Photo of Jatinder Cheema

Partner in the Projects, Energy and Natural Resources practice at the Delhi office of Cyril Amarchand Mangaldas. Jatinder has extensive experience of more than 20 years in advising project developers, investors, lenders, regulators and suppliers & contractors on diverse commercial/ transactional, litigation and arbitration issues. Jatinder is qualified to practice law in multiple jurisdictions, i.e. India, Canada and Africa. He can be reached at jay.cheema@cyrilshroff.com.

 

DECOMMISSIONING OF OIL AND GAS PRODUCTION FIELDS ON HIGH SEAS

The Exploration and Production (E&P) basins usually mature in about 20-30 years. What is left after the prolonged E&P phase are the abandoned installations and wells (onland), sub-sea infrastructure, platforms, and wells (offshore). Once the hydrocarbon resources are exhausted or it becomes unviable to extract them further, the E&P project moves to an abandonment phase, and the project is decommissioned. Decommissioning ensures that the E&P installations and infrastructure are removed subsequent to their abandonment and the site is restored in an environmentally sustainable way.

Continue Reading Decommissioning Of Oil and Gas Production Fields on High Seas

LNG as transport fuel in heavy vehicles India

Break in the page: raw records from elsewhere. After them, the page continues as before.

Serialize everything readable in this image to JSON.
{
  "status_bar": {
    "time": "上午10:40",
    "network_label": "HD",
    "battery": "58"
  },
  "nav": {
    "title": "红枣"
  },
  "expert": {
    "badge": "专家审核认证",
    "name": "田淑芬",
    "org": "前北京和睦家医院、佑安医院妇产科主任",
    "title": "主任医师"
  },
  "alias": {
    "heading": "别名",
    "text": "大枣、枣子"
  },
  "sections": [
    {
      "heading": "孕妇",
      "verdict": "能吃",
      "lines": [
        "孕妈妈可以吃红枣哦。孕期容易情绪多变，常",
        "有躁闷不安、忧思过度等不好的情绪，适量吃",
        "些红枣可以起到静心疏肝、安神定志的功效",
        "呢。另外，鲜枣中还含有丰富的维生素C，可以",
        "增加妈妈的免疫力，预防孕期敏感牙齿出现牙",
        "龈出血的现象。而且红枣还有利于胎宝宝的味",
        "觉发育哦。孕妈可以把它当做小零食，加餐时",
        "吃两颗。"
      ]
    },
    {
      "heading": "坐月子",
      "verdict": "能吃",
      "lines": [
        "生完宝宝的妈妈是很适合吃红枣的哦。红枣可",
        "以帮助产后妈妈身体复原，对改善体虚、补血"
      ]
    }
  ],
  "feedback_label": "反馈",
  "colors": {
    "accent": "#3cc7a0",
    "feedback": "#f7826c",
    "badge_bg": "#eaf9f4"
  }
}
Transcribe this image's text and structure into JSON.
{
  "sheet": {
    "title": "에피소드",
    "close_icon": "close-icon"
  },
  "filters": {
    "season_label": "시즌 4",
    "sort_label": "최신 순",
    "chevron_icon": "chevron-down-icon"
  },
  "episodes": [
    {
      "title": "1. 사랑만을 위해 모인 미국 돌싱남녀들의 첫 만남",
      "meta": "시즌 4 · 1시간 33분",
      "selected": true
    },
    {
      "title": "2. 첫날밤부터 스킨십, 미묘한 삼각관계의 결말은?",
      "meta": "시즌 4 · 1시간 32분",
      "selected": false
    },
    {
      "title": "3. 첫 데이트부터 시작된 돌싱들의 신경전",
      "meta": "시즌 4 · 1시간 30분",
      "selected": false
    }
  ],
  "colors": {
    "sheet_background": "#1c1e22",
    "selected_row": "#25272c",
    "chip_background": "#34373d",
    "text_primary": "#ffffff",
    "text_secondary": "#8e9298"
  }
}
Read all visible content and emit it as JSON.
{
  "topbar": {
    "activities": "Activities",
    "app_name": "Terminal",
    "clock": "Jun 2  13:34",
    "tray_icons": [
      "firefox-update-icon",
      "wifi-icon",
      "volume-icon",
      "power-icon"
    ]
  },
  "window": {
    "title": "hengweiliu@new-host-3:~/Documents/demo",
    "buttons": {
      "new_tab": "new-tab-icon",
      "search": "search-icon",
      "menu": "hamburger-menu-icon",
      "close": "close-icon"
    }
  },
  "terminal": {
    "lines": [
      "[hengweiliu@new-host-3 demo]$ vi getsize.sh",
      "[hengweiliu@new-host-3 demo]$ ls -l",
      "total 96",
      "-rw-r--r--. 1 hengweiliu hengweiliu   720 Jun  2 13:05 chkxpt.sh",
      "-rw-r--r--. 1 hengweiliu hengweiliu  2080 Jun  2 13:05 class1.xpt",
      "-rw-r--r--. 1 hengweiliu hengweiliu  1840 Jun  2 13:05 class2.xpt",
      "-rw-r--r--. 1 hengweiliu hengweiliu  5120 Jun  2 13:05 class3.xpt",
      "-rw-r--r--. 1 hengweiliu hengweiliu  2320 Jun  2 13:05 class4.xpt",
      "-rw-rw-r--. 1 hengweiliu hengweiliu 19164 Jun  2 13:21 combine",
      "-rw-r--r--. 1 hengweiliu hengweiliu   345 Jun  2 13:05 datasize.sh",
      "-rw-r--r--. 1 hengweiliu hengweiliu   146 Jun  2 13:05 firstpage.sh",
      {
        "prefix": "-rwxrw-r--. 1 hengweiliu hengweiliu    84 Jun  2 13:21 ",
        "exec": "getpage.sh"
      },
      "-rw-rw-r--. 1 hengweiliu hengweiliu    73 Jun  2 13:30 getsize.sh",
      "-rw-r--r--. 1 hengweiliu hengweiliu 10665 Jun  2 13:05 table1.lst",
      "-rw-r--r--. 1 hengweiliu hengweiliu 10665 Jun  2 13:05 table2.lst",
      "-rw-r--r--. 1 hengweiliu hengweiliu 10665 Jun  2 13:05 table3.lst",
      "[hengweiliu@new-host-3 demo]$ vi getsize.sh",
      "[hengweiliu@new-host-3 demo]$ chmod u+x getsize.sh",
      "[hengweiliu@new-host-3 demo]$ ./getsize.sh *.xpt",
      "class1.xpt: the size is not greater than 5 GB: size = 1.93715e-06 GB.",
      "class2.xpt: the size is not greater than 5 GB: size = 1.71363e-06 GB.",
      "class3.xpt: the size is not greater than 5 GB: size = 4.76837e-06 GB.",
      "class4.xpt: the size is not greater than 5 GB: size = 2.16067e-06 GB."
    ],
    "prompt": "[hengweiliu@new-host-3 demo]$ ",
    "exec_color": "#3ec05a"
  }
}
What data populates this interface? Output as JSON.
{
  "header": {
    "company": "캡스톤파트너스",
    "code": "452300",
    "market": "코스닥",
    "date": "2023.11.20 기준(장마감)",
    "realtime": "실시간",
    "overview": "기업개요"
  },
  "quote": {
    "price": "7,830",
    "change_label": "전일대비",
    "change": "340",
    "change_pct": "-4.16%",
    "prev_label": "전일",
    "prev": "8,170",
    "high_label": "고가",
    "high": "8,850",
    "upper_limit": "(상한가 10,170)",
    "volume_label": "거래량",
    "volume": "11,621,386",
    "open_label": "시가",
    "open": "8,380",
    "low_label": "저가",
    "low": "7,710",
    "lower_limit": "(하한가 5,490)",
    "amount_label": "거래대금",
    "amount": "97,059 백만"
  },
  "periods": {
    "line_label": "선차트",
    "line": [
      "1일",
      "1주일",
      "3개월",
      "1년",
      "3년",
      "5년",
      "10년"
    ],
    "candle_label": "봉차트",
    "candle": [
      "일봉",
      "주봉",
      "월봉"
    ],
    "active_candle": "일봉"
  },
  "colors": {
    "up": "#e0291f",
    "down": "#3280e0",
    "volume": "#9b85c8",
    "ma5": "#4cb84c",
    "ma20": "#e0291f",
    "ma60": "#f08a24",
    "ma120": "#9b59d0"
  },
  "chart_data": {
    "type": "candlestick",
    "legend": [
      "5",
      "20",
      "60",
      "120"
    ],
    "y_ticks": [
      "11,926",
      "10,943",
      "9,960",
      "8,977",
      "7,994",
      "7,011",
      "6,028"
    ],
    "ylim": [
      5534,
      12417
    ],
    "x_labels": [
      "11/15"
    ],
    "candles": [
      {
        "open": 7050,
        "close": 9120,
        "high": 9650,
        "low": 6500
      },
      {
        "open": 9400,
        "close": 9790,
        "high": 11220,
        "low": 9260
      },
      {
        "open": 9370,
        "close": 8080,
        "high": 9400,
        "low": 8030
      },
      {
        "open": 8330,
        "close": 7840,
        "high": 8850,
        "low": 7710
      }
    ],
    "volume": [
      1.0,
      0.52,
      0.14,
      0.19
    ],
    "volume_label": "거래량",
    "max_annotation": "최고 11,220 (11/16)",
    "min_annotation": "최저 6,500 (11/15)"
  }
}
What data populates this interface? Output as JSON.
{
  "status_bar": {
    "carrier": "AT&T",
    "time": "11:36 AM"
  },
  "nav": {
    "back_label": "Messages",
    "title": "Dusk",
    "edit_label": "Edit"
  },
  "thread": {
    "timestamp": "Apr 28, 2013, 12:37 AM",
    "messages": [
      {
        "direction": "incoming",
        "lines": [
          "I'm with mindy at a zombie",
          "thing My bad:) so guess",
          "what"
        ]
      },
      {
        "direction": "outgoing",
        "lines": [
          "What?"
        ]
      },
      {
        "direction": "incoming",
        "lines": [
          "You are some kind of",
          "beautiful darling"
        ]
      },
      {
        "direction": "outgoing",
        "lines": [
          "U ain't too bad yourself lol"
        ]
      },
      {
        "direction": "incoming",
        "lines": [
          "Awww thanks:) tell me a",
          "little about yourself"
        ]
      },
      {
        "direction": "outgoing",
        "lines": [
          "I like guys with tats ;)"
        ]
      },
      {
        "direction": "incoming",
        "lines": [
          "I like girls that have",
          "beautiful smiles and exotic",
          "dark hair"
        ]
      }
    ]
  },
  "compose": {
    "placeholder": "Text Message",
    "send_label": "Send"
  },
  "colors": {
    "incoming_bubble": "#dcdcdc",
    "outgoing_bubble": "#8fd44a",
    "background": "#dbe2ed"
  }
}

According to World Health Organization (WHO), seven cities in India are positioned among the most polluted cities in the world. In these circumstances, the need of the hour, among other solutions, is to switch to a cleaner and more sustainable fossil fuel, for instance, liquefied natural gas (LNG). The combustion of natural gas does not emit soot, dust or fumes, and thus it makes it one of the cleanest fossil fuels with high energy to carbon ratio. Continue Reading LNG as Transport Fuel in India

Through this short post, we seek to examine the current downtrend in oil prices, and what it means from an Indian context. As in any downtrend, the intent ought to be to maximise opportunities and isolate effects of any threats and the author accordingly seeks to analyse how these threats may be turned into opportunities. This short piece further examines how, despite the usual market rhetoric, India could position itself to take advantage of the current downturn.

 Global Response

In the wake of the downtrend, the immediate response of global exploration and production (E&P) companies was to hold off large capital investments in new projects and capital-intensive exploration activities. These decisions now stand vindicated as barrel prices have hovered around the US$45-50 mark. Several of the big companies made retrenchments and streamlined costs across the supply chain. Continue Reading Opportunities for India in Current Downtrend of Oil Prices

The regulatory regime governing the exploration and production of hydrocarbons in India is a complex one that has undergone a plethora of change in recent times. This post examines the many developments as well as the past discourse that has set the context for change. .

Brief Background of the Regulatory Regime Governing the Hydrocarbon Sector

In post-1991 India, regulatory reforms in the hydrocarbon sector were implemented through a royalty-cost recovery regime initially under a set of Production Sharing Contracts (PSCs) (Pre-NELP PSCs) and thereafter under the New Exploration Licensing Policy (NELP). Both regimes presented challenges for contractors as well as the Government. Cost recovery meant that the contractor would spend money upfront to explore and recover the same from the revenue generated from the block, then sharing any balance revenue, i.e. “profit”, with the Government.

Continue Reading The Search for Hydrocarbons – A Regulatory Conundrum